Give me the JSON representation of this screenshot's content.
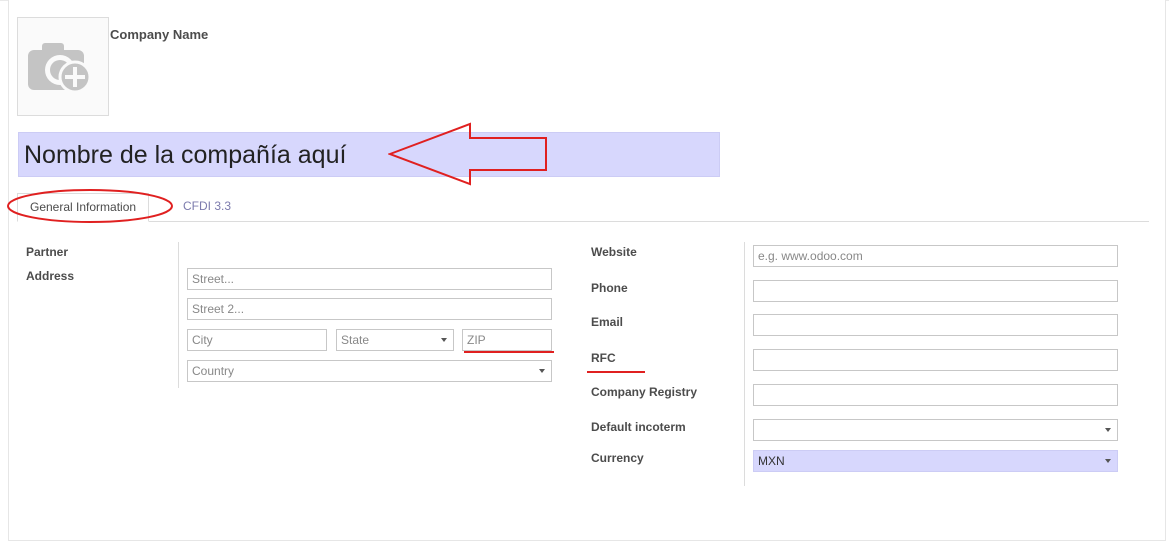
{
  "header": {
    "company_label": "Company Name",
    "name_value": "Nombre de la compañía aquí"
  },
  "tabs": [
    {
      "label": "General Information"
    },
    {
      "label": "CFDI 3.3"
    }
  ],
  "left": {
    "partner_label": "Partner",
    "address_label": "Address",
    "street_placeholder": "Street...",
    "street2_placeholder": "Street 2...",
    "city_placeholder": "City",
    "state_placeholder": "State",
    "zip_placeholder": "ZIP",
    "country_placeholder": "Country"
  },
  "right": {
    "website_label": "Website",
    "website_placeholder": "e.g. www.odoo.com",
    "phone_label": "Phone",
    "email_label": "Email",
    "rfc_label": "RFC",
    "registry_label": "Company Registry",
    "incoterm_label": "Default incoterm",
    "currency_label": "Currency",
    "currency_value": "MXN"
  },
  "colors": {
    "highlight": "#d7d7fd",
    "annotation_red": "#e02020",
    "tab_link": "#7c7bad"
  }
}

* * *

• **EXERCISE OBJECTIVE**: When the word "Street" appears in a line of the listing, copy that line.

• **PROBLEM SOLUTION**:
    "street_placeholder": "Street...",
    "street2_placeholder": "Street 2...",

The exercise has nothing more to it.